[Data about app and page elements]
◇ ◇ ◇ ◇ ◇ ◇ ◇

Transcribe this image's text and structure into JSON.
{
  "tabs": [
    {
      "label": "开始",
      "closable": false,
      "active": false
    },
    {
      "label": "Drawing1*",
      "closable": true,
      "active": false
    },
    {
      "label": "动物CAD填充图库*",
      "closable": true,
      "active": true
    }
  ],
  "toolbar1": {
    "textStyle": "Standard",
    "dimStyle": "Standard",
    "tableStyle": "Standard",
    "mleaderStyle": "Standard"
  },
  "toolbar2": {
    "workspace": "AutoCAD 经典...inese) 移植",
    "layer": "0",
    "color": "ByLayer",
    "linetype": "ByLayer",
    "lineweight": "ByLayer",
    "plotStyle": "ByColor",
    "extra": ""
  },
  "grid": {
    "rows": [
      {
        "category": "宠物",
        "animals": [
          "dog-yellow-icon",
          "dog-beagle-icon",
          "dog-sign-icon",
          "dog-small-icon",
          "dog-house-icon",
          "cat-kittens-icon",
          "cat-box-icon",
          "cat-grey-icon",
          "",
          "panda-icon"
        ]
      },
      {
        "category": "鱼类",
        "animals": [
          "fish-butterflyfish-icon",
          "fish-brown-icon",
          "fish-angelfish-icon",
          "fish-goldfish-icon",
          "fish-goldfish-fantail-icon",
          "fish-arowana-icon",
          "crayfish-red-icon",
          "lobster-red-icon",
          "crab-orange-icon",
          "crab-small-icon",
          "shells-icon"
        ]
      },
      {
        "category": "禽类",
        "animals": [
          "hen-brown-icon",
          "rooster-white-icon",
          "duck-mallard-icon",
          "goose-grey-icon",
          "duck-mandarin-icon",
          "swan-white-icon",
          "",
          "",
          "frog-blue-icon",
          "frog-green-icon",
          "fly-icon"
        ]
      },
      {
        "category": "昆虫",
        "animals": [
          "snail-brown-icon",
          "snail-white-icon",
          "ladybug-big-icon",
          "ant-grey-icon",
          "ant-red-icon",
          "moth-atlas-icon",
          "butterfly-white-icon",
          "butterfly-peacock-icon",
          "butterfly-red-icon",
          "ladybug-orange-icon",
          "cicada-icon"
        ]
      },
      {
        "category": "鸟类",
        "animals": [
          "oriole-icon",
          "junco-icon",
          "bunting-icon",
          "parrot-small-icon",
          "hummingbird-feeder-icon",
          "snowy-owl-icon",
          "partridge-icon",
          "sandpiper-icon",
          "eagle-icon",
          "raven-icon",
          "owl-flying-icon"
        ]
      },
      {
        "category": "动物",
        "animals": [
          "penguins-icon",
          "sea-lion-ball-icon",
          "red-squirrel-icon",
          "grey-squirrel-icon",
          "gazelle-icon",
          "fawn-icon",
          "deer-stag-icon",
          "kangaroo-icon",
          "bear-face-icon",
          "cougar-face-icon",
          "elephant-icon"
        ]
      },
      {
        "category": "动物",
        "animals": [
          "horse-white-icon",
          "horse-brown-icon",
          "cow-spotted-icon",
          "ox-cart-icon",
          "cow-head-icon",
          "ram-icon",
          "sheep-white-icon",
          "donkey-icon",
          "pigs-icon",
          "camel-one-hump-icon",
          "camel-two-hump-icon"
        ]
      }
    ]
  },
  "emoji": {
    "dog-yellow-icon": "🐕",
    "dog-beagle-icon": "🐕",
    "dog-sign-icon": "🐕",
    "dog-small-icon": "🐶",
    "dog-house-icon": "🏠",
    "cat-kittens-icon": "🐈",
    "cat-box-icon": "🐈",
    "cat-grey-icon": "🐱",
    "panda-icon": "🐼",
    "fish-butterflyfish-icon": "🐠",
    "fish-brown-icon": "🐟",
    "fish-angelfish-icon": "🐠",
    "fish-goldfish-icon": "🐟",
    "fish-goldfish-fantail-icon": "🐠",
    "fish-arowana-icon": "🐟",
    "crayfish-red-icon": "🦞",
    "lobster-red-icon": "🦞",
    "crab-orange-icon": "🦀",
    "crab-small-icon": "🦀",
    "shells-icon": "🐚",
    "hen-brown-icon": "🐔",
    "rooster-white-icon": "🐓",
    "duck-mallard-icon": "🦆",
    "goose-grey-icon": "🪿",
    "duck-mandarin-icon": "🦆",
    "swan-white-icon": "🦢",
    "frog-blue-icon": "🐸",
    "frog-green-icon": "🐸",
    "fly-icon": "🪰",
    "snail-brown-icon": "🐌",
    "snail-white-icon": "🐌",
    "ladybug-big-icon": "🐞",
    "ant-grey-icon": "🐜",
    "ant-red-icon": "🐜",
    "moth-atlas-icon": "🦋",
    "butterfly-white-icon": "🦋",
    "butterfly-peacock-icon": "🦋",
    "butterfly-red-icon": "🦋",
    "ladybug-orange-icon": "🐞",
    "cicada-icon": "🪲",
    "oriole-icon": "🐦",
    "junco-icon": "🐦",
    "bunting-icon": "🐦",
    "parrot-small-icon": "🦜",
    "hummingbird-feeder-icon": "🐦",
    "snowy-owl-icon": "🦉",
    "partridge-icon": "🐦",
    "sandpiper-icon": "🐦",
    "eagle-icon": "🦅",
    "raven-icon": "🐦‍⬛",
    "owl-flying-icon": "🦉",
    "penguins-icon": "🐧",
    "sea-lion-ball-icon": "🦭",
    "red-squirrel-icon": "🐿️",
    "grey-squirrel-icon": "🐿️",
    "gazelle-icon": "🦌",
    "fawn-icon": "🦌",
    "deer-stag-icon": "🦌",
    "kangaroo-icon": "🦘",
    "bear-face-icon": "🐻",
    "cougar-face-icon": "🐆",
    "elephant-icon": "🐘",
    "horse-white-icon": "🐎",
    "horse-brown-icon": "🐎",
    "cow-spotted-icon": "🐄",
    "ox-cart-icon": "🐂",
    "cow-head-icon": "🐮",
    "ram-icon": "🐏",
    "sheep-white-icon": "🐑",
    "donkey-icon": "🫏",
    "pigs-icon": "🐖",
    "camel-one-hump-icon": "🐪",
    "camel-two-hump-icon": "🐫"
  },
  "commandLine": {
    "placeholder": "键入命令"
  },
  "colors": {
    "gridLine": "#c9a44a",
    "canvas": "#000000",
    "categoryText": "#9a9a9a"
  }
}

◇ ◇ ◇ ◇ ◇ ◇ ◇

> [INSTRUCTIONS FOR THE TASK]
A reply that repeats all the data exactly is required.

> [COMPLETED TASK]
Transcribe this image's text and structure into JSON.
{
  "tabs": [
    {
      "label": "开始",
      "closable": false,
      "active": false
    },
    {
      "label": "Drawing1*",
      "closable": true,
      "active": false
    },
    {
      "label": "动物CAD填充图库*",
      "closable": true,
      "active": true
    }
  ],
  "toolbar1": {
    "textStyle": "Standard",
    "dimStyle": "Standard",
    "tableStyle": "Standard",
    "mleaderStyle": "Standard"
  },
  "toolbar2": {
    "workspace": "AutoCAD 经典...inese) 移植",
    "layer": "0",
    "color": "ByLayer",
    "linetype": "ByLayer",
    "lineweight": "ByLayer",
    "plotStyle": "ByColor",
    "extra": ""
  },
  "grid": {
    "rows": [
      {
        "category": "宠物",
        "animals": [
          "dog-yellow-icon",
          "dog-beagle-icon",
          "dog-sign-icon",
          "dog-small-icon",
          "dog-house-icon",
          "cat-kittens-icon",
          "cat-box-icon",
          "cat-grey-icon",
          "",
          "panda-icon"
        ]
      },
      {
        "category": "鱼类",
        "animals": [
          "fish-butterflyfish-icon",
          "fish-brown-icon",
          "fish-angelfish-icon",
          "fish-goldfish-icon",
          "fish-goldfish-fantail-icon",
          "fish-arowana-icon",
          "crayfish-red-icon",
          "lobster-red-icon",
          "crab-orange-icon",
          "crab-small-icon",
          "shells-icon"
        ]
      },
      {
        "category": "禽类",
        "animals": [
          "hen-brown-icon",
          "rooster-white-icon",
          "duck-mallard-icon",
          "goose-grey-icon",
          "duck-mandarin-icon",
          "swan-white-icon",
          "",
          "",
          "frog-blue-icon",
          "frog-green-icon",
          "fly-icon"
        ]
      },
      {
        "category": "昆虫",
        "animals": [
          "snail-brown-icon",
          "snail-white-icon",
          "ladybug-big-icon",
          "ant-grey-icon",
          "ant-red-icon",
          "moth-atlas-icon",
          "butterfly-white-icon",
          "butterfly-peacock-icon",
          "butterfly-red-icon",
          "ladybug-orange-icon",
          "cicada-icon"
        ]
      },
      {
        "category": "鸟类",
        "animals": [
          "oriole-icon",
          "junco-icon",
          "bunting-icon",
          "parrot-small-icon",
          "hummingbird-feeder-icon",
          "snowy-owl-icon",
          "partridge-icon",
          "sandpiper-icon",
          "eagle-icon",
          "raven-icon",
          "owl-flying-icon"
        ]
      },
      {
        "category": "动物",
        "animals": [
          "penguins-icon",
          "sea-lion-ball-icon",
          "red-squirrel-icon",
          "grey-squirrel-icon",
          "gazelle-icon",
          "fawn-icon",
          "deer-stag-icon",
          "kangaroo-icon",
          "bear-face-icon",
          "cougar-face-icon",
          "elephant-icon"
        ]
      },
      {
        "category": "动物",
        "animals": [
          "horse-white-icon",
          "horse-brown-icon",
          "cow-spotted-icon",
          "ox-cart-icon",
          "cow-head-icon",
          "ram-icon",
          "sheep-white-icon",
          "donkey-icon",
          "pigs-icon",
          "camel-one-hump-icon",
          "camel-two-hump-icon"
        ]
      }
    ]
  },
  "emoji": {
    "dog-yellow-icon": "🐕",
    "dog-beagle-icon": "🐕",
    "dog-sign-icon": "🐕",
    "dog-small-icon": "🐶",
    "dog-house-icon": "🏠",
    "cat-kittens-icon": "🐈",
    "cat-box-icon": "🐈",
    "cat-grey-icon": "🐱",
    "panda-icon": "🐼",
    "fish-butterflyfish-icon": "🐠",
    "fish-brown-icon": "🐟",
    "fish-angelfish-icon": "🐠",
    "fish-goldfish-icon": "🐟",
    "fish-goldfish-fantail-icon": "🐠",
    "fish-arowana-icon": "🐟",
    "crayfish-red-icon": "🦞",
    "lobster-red-icon": "🦞",
    "crab-orange-icon": "🦀",
    "crab-small-icon": "🦀",
    "shells-icon": "🐚",
    "hen-brown-icon": "🐔",
    "rooster-white-icon": "🐓",
    "duck-mallard-icon": "🦆",
    "goose-grey-icon": "🪿",
    "duck-mandarin-icon": "🦆",
    "swan-white-icon": "🦢",
    "frog-blue-icon": "🐸",
    "frog-green-icon": "🐸",
    "fly-icon": "🪰",
    "snail-brown-icon": "🐌",
    "snail-white-icon": "🐌",
    "ladybug-big-icon": "🐞",
    "ant-grey-icon": "🐜",
    "ant-red-icon": "🐜",
    "moth-atlas-icon": "🦋",
    "butterfly-white-icon": "🦋",
    "butterfly-peacock-icon": "🦋",
    "butterfly-red-icon": "🦋",
    "ladybug-orange-icon": "🐞",
    "cicada-icon": "🪲",
    "oriole-icon": "🐦",
    "junco-icon": "🐦",
    "bunting-icon": "🐦",
    "parrot-small-icon": "🦜",
    "hummingbird-feeder-icon": "🐦",
    "snowy-owl-icon": "🦉",
    "partridge-icon": "🐦",
    "sandpiper-icon": "🐦",
    "eagle-icon": "🦅",
    "raven-icon": "🐦‍⬛",
    "owl-flying-icon": "🦉",
    "penguins-icon": "🐧",
    "sea-lion-ball-icon": "🦭",
    "red-squirrel-icon": "🐿️",
    "grey-squirrel-icon": "🐿️",
    "gazelle-icon": "🦌",
    "fawn-icon": "🦌",
    "deer-stag-icon": "🦌",
    "kangaroo-icon": "🦘",
    "bear-face-icon": "🐻",
    "cougar-face-icon": "🐆",
    "elephant-icon": "🐘",
    "horse-white-icon": "🐎",
    "horse-brown-icon": "🐎",
    "cow-spotted-icon": "🐄",
    "ox-cart-icon": "🐂",
    "cow-head-icon": "🐮",
    "ram-icon": "🐏",
    "sheep-white-icon": "🐑",
    "donkey-icon": "🫏",
    "pigs-icon": "🐖",
    "camel-one-hump-icon": "🐪",
    "camel-two-hump-icon": "🐫"
  },
  "commandLine": {
    "placeholder": "键入命令"
  },
  "colors": {
    "gridLine": "#c9a44a",
    "canvas": "#000000",
    "categoryText": "#9a9a9a"
  }
}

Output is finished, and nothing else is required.